Freshman Reggie Chaney showed glimpses all season of the potential he has to be effective on both ends of the court. Most expect him to be a regular in the lineup next year. He has the type of size, quickness, and lateral maneuverability that can make him very dangerous at the point of the press in Anderson’s defensive scheme.

With a couple of plays against Providence, freshman Ethan Henderson opened a lot of eyes, showing why he is on scholarship. Adrio Bailey and Gabe Osabuohien play hard and make positive contributions, but they certainly have the ability to improve before next fall.

One thing we learned from their 84-72 whipping of Providence on the road and their 63-60 loss at Indiana was this Razorback squad on very short notice was able to perform about as well without Gafford as with him against middling competition like the NIT offers.

Unfortunately, the top half of the SEC will likely be too good for the NIT next season just like it was this year. The Razorbacks went 6-8 in games decided in by four points or in overtime this season.

Had they flipped that number and gone 8-6 in those games, the Razorbacks might have nudged their way into the NCAA Tournament? Maybe not, but it would have been close.

There are tangible aspects of each player’s game that they can improve in the offseason which would help the Razorbacks improve next season.

However, there is one intangible that might help them more than any skill, and that’s toughness.

Arkansas played hard last season, but the Razorbacks did not play tough.

The Hogs generally started slow and when they needed to execute at the end of games, sometimes they did and sometimes they didn’t. We saw them build double-digit leads at times, but almost always opponents were able to erase them. It’s cliched, but the most consistent thing about the Razorbacks was their inconsistency.

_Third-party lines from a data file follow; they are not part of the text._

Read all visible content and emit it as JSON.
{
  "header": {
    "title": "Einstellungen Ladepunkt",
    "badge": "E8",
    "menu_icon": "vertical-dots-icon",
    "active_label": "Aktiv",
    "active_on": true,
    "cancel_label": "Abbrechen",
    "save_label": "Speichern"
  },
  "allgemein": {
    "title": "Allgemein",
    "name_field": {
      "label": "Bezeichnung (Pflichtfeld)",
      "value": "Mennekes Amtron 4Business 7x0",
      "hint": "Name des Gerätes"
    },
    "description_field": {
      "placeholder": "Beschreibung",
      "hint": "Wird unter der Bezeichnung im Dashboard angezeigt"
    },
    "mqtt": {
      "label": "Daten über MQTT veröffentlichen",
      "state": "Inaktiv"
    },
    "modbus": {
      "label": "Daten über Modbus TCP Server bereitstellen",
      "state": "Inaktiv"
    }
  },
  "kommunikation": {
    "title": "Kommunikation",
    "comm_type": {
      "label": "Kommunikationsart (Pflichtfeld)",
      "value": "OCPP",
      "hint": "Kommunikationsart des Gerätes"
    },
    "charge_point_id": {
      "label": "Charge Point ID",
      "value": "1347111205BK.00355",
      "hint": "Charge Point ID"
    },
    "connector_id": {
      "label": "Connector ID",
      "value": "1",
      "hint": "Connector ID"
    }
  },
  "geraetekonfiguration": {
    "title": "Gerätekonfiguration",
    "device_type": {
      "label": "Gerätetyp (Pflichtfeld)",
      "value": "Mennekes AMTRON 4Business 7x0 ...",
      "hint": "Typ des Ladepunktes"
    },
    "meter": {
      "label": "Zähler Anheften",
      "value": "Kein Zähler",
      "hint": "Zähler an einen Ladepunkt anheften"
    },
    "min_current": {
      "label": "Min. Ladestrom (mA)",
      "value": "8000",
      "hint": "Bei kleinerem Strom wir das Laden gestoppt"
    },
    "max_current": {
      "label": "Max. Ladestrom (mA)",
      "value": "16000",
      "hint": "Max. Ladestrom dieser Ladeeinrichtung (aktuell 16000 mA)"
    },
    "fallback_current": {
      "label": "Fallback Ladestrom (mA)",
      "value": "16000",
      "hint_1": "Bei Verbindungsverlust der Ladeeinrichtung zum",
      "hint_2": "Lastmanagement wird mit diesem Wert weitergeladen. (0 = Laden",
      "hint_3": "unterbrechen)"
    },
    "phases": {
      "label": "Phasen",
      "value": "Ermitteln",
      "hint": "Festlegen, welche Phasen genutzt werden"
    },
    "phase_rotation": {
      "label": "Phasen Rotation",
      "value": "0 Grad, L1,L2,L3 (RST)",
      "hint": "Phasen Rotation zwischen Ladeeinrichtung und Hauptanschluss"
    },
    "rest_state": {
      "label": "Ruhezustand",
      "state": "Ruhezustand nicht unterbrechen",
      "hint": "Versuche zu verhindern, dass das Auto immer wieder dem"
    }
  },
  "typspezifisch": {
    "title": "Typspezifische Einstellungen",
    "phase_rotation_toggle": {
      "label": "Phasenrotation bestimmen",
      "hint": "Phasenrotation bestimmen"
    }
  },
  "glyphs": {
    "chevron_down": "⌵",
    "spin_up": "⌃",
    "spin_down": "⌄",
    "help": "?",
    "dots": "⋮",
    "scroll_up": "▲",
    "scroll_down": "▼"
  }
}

All of those are examples of a lack of mental and sometimes physical toughness.

The Razorbacks did not have tone-setter last year.

They missed a guy like a Corey Beck, or a Bobby Portis or a Sidney Moncrief who would lead and hold his teammates to a high standard of performance day in and day out whether it was a practice or a game.

It may be the case that players with hearts like that are born rather than developed, but I do remember a player named Nick Davis, who had basically been a role player in his two previous years with the Razorbacks, that became a tone-setter and a leader for Arkansas as a senior in 1998.

Going back further, in 1993 seniors Darrell Hawkins and Robert Shepherd set the tone for a squad whose underclassmen core — Scotty Thurman, Corliss Williamson, Beck, Clint McDaniel, and Dwight Stewart — would go on to win the 1994 national title and be runner-up in 1995.

Likewise, in 1989 senior guard Keith Wilson set the tone for a talented group including Lee Mayberry, Todd Day, and Oliver Miller who would go on to win four consecutive regular-season conference championships, three in the Southwest Conference and one in the SEC.

So, maybe a tone-setter or two will develop among the returning Razorbacks this season. I do believe experience and confidence are aspects of mental toughness that have to be forged in game competition, something the Razorbacks did lack going into last season with so many freshmen and newcomers filling the roster.

Inexperience won’t be a crutch for the Razorbacks next year if Anderson can retain the bulk of his players. Unfortunately player retention is always an “if” in today’s game where an ever growing percentage of college basketball players seek greener pastures by transferring.

However, maybe this year, the Razorbacks could benefit from a graduate transfer entering Anderson’s program? We’ll have to wait and see.

Whatever the case may be, it’s on Anderson, his staff, and the Razorbacks to find a way to be better next season.

An 18-16 season that ends with a close loss in the second round of the NIT is no one’s definition of success at Arkansas.

It’s up to the Razorbacks to turn the page on the disappointment of this season and move forward to greater success. Only they have the opportunity to make it happen.